Tuesday, August 18, 2015

Retirement and Charitable Remainder Trusts

I got a call from a potential client yesterday. Looking towards retirement he said "tax optimization" is his goal and he seems to believe that setting up a charitable remainder trust (CRT) is the way to achieve that. Unfortunately, he caught me off guard with some terminology from some online stuff he had been reading so I probably won't be gaining him as a client.

Also unfortunately, for him, based on his readings on the Internet he strongly believes that the distributions a donor receives from a charitable remainder trust are tax free. There are exceptions but having them apply is rare. In general, distributions from a CRT are taxable to the recipient. Technically, the nature of the income earned by the trust determines the taxability of the distribution. First, all the ordinary income (taxable at ordinary rates) is deemed to comprise the distribution, then any capital gains and finally any tax exempt income.

Example 1: Suppose a CRT starts with $100,000 of assets and earns a total of $9,000 during the year composed of $4,000 of ordinary income, $3,000 of long term capital gains and $2,000 of tax exempt interest. Let's assume the distributions are $5,000 per year. The ordinary income is deemed to be distributed first, then the long term capital gains, then the exempt interest. So our donor/taxpayer has $4,000 of ordinary income, $1,000 of long term capital gains and $0 of tax exempt interest.

Example 2: The CRT starts with $100,000 of assets and somehow manages to earn $5,000 of tax exempt interest. Now the $5,000 distribution is tax exempt to the recipient.

A problem is, in today's economy, it's somewhere between difficult and impossible to earn 5% or more on an investment in state and local bonds (the securities that generate tax exempt interest income) without taking extraordinary risks. On top of that, the trustee will be attempting to maximize the remainder interest (for the benefit of the charity) which is not conducive to investments in low interest bonds. Remember, the CRT isn't paying income taxes so the trustee has zero incentive to make investments that generate tax exempt income.
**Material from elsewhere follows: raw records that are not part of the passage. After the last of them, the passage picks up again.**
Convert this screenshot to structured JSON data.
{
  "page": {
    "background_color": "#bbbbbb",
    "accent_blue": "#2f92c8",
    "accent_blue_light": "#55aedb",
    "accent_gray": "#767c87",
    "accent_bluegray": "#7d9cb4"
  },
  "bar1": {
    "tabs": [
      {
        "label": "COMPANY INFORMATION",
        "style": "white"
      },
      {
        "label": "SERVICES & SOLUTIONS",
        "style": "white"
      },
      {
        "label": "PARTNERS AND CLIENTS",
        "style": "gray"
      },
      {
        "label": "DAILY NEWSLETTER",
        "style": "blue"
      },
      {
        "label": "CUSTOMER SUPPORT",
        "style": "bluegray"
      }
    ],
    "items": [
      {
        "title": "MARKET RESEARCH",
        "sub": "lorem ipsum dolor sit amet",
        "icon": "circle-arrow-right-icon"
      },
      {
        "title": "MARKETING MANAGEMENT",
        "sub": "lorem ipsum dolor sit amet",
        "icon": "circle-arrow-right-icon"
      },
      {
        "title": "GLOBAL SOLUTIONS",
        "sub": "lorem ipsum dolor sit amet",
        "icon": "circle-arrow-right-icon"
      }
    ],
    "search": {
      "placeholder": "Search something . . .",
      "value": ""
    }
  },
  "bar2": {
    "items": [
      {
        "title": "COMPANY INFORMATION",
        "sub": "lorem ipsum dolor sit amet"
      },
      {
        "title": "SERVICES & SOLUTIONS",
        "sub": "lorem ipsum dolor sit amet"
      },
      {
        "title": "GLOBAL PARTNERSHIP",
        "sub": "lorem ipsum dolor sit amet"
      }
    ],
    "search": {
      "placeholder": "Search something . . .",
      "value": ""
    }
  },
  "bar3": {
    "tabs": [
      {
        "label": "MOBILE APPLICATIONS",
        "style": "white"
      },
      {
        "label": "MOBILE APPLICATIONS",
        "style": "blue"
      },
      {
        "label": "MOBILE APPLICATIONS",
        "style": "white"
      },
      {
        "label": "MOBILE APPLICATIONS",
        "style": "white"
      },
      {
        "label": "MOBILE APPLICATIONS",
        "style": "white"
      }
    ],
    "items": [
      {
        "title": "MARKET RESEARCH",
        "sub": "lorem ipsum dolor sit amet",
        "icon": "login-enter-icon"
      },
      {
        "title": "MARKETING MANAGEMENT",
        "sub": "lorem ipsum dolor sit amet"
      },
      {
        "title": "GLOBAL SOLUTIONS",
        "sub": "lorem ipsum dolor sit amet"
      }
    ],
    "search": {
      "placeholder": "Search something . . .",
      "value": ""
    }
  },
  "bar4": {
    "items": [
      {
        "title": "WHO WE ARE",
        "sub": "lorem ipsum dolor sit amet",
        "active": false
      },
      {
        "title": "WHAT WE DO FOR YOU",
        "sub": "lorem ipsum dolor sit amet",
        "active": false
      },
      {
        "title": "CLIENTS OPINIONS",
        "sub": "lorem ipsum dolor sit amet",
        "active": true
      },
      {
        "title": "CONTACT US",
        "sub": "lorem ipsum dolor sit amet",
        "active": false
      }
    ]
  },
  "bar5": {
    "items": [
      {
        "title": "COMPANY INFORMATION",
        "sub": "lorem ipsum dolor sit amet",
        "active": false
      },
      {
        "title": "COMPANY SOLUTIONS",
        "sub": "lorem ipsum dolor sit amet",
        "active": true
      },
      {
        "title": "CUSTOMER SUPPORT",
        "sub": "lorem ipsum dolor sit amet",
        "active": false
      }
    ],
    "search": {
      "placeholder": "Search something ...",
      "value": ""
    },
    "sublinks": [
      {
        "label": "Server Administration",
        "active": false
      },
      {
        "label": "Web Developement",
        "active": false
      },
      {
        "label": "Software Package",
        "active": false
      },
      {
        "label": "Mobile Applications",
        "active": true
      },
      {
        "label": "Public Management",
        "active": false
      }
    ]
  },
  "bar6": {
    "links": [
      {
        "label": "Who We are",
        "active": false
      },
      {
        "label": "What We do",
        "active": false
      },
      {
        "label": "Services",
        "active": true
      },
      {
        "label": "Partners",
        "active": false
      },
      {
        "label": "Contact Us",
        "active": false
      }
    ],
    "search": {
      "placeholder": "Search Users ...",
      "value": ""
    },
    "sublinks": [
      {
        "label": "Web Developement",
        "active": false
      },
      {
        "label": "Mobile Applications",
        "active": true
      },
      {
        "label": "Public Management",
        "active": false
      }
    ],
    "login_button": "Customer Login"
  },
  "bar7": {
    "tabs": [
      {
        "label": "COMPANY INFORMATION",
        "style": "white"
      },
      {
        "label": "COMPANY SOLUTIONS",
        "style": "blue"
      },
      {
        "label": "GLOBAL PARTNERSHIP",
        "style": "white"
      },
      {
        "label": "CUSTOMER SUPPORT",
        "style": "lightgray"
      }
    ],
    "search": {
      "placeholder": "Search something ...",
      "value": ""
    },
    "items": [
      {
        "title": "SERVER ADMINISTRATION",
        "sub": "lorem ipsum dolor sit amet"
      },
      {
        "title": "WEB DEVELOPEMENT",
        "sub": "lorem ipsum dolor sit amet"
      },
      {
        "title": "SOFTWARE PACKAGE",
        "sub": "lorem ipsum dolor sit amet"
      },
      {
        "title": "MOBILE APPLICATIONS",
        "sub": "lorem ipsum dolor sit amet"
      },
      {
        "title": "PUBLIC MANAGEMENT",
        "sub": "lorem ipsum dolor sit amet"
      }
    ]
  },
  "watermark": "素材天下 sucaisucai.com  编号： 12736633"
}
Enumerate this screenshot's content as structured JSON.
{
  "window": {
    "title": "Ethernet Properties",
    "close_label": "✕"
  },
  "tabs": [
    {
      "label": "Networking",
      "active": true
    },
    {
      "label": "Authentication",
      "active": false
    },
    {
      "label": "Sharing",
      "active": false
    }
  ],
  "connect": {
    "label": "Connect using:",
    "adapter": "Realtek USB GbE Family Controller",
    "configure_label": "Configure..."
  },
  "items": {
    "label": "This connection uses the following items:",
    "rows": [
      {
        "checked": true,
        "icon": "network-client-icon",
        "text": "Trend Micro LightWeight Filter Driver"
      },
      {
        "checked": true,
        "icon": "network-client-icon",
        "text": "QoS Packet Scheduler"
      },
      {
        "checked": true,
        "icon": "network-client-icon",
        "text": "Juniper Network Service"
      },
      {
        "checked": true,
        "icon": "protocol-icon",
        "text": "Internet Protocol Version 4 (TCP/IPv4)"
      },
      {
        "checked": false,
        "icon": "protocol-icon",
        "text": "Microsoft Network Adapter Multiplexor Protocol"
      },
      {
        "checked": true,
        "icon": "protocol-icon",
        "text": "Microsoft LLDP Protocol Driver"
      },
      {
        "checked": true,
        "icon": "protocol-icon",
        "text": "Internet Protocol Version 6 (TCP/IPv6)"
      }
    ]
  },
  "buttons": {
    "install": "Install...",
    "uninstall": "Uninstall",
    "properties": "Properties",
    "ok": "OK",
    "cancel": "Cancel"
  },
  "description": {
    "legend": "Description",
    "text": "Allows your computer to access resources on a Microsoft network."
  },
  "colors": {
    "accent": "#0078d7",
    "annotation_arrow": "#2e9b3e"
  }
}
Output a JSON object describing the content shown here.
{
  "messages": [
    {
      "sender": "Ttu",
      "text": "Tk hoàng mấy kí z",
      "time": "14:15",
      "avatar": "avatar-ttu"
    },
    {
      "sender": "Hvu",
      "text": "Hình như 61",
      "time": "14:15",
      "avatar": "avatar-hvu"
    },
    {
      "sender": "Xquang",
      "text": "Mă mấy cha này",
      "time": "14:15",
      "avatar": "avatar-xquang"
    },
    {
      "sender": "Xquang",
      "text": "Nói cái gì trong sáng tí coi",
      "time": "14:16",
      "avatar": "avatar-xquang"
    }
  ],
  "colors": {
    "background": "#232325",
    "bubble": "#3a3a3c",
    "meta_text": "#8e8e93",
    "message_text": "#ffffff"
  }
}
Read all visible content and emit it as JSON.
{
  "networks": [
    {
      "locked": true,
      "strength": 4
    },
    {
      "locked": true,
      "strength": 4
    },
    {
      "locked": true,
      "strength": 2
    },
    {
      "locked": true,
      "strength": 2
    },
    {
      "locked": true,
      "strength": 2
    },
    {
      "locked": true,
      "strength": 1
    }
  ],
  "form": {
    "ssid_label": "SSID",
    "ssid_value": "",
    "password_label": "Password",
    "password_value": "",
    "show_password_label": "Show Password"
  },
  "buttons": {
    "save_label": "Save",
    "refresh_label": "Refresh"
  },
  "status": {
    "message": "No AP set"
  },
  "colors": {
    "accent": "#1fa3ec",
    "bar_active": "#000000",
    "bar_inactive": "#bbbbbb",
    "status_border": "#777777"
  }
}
I regret not making a better impression on my caller for two reasons. First, I'm almost certainly not getting him as a client. Second, he's liable to make an irreversible decision based on his misinformation, something that would be avoided if he had me as his CPA.

Takeaway for me: Be ready for anything, particularly jargon created for use in sales pitches.

Takeaway for you: Don't believe everything you read on the Internet, especially about finances and taxes.

Caveat: The rules regarding charitable remainder trusts are way more complex and arcane than covered in this post. Don't even think about creating one for your favorite charitable organization until you've consulted with a tax professional, ONE WHO DOESN"T CARE WHETHER YOU CREATE A CRT OR NOT.

If you have questions about charitable remainder trusts or retirement planning or anything else related to income taxes, email me at bill@hollandbrowncpa.com. I promise I know more about this stuff than yesterday's caller probably believes.

Monday, July 20, 2015

Virginia's Sales Tax Holiday

Below is an email from the Virginia Department of Taxation describing the upcoming Virginia sales tax holiday.

Save on qualifying items during Virginia’s 3-day sales tax holiday Aug. 7-9

Virginia shoppers get a break from local and state sales tax on qualifying back-to-school, emergency preparedness and energy efficient items during the state’s sales tax holiday, Friday, Aug. 7 through Sunday, Aug. 9, 2015.

New legislation enacted by the 2015 General Assembly combined Virginia’s three existing sales tax holidays into one, three-day holiday in August. Previously, the August sales tax holiday only applied to qualifying back-to-school items. For detailed information on the combined holiday, refer to the department's Combined Sales Tax Holiday Guidelines and Rules.

Overview of Exempt Items include:
·         Qualifying school supplies - $20 or less per item
·         Qualifying clothing and footwear - $100 or less per item  
·         Portable generators - $1,000 or less per item
·         Gas-powered chainsaws - $350 or less per item
·         Chainsaw accessories - $60 or less per item
·         Other specified hurricane and emergency preparedness items - $60 or less per item 
·         Energy Star labeled dishwashers, clothes washers, air conditioners, ceiling fans,  light bulbs, dehumidifiers, and refrigerators - $2,500 or less per item purchased for noncommercial home or personal use
·         WaterSense labeled bathroom sink faucets, faucet accessories such as aerators and shower heads, toilets, urinals, and landscape irrigation controllers - $2,500 or less per item purchased for noncommercial home or personal use

Notable additions to the list of qualifying items from previous years include certain computer supplies priced at $20 or less per item, such as computer storage media and printer paper, and all light bulbs affixed with the Energy Star label.

For additional information on the sales tax holiday, including detailed lists of qualifying items, visit the department’s Sales Tax Holiday web page.

Note that although used to be a back-to-school tax holiday qualified items now include many related to emergency preparedness and energy efficiency.

If you have questions about this or any other tax issue, please contact me at bill@hollandbrowncpa.com